*Task goal*.
Check each line of the entries for "サービス" and report the ones that have it.

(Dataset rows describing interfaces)
☆ ☆ ☆ ☆ ☆

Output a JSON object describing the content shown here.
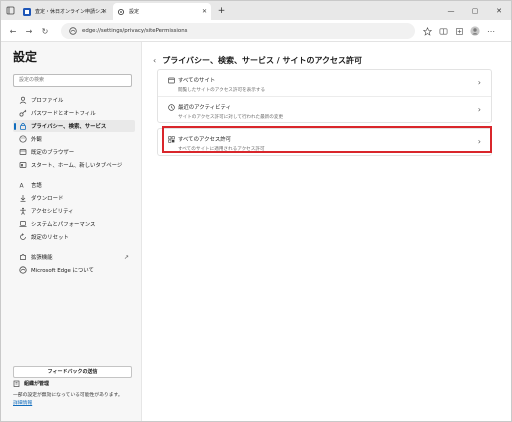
{
  "tabs": [
    {
      "label": "査定・休日オンライン申請システム",
      "active": false
    },
    {
      "label": "設定",
      "active": true
    }
  ],
  "address": {
    "url": "edge://settings/privacy/sitePermissions"
  },
  "sidebar": {
    "title": "設定",
    "search_placeholder": "設定の検索",
    "items": [
      {
        "label": "プロファイル",
        "icon": "person-icon"
      },
      {
        "label": "パスワードとオートフィル",
        "icon": "key-icon"
      },
      {
        "label": "プライバシー、検索、サービス",
        "icon": "lock-icon",
        "active": true
      },
      {
        "label": "外観",
        "icon": "palette-icon"
      },
      {
        "label": "既定のブラウザー",
        "icon": "browser-icon"
      },
      {
        "label": "スタート、ホーム、新しいタブページ",
        "icon": "home-icon"
      },
      {
        "label": "言語",
        "icon": "language-icon"
      },
      {
        "label": "ダウンロード",
        "icon": "download-icon"
      },
      {
        "label": "アクセシビリティ",
        "icon": "accessibility-icon"
      },
      {
        "label": "システムとパフォーマンス",
        "icon": "laptop-icon"
      },
      {
        "label": "設定のリセット",
        "icon": "reset-icon"
      },
      {
        "label": "拡張機能",
        "icon": "puzzle-icon",
        "external": true
      },
      {
        "label": "Microsoft Edge について",
        "icon": "edge-icon"
      }
    ],
    "feedback_button": "フィードバックの送信",
    "managed_label": "組織が管理",
    "managed_note": "一部の設定が無効になっている可能性があります。",
    "details_link": "詳細情報"
  },
  "main": {
    "page_title": "プライバシー、検索、サービス / サイトのアクセス許可",
    "rows": [
      {
        "title": "すべてのサイト",
        "desc": "閲覧したサイトのアクセス許可を表示する",
        "icon": "sites-icon"
      },
      {
        "title": "最近のアクティビティ",
        "desc": "サイトのアクセス許可に対して行われた最新の変更",
        "icon": "clock-icon"
      },
      {
        "title": "すべてのアクセス許可",
        "desc": "すべてのサイトに適用されるアクセス許可",
        "icon": "permissions-icon"
      }
    ]
  },
  "colors": {
    "accent": "#0f6cbd",
    "highlight": "#d9262b"
  }
}
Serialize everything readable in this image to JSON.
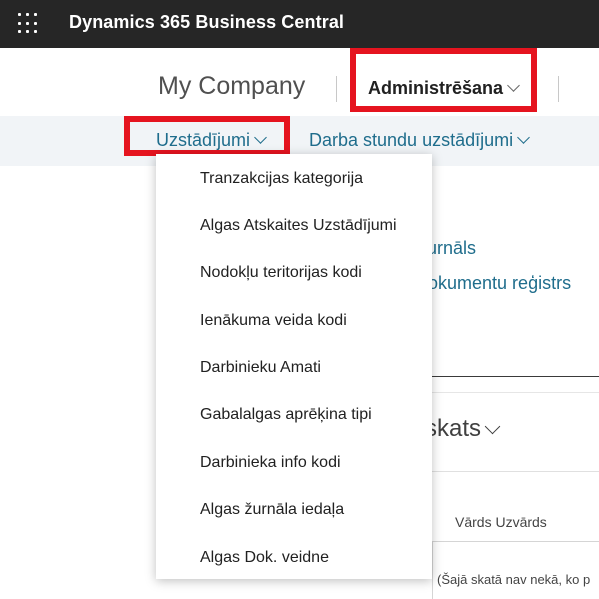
{
  "topbar": {
    "app_title": "Dynamics 365 Business Central"
  },
  "role_center": {
    "company": "My Company",
    "admin_menu": "Administrēšana"
  },
  "nav": {
    "setup_menu": "Uzstādījumi",
    "work_hours_menu": "Darba stundu uzstādījumi"
  },
  "background": {
    "link1": "žurnāls",
    "link2": "dokumentu reģistrs",
    "view_title": "skats",
    "column_header": "Vārds Uzvārds",
    "empty_message": "(Šajā skatā nav nekā, ko p"
  },
  "setup_dropdown": {
    "items": [
      "Tranzakcijas kategorija",
      "Algas Atskaites Uzstādījumi",
      "Nodokļu teritorijas kodi",
      "Ienākuma veida kodi",
      "Darbinieku Amati",
      "Gabalalgas aprēķina tipi",
      "Darbinieka info kodi",
      "Algas žurnāla iedaļa",
      "Algas Dok. veidne"
    ]
  },
  "colors": {
    "highlight": "#e5141f",
    "link": "#1f6d8c",
    "topbar": "#262626"
  },
  "icons": [
    "app-launcher-icon",
    "chevron-down-icon"
  ]
}
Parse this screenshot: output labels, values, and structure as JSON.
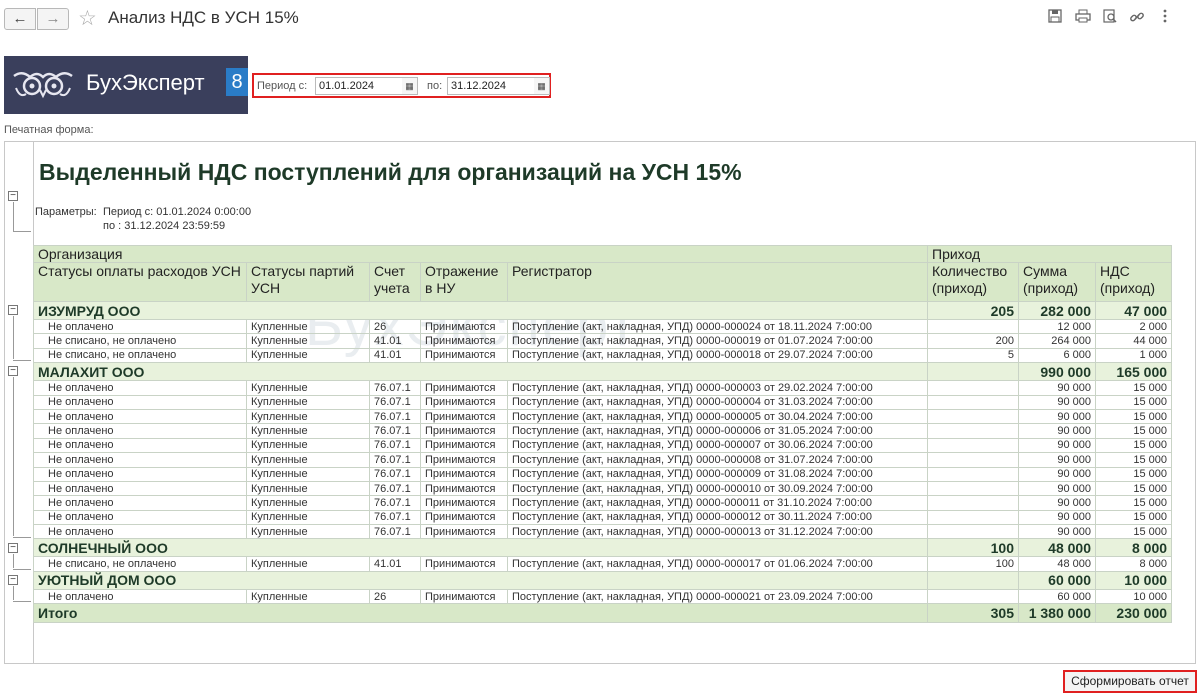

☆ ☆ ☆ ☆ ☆

*Expected answer*.
        "label": "プライバシー、検索、サービス",
    "page_title": "プライバシー、検索、サービス / サイトのアクセス許可",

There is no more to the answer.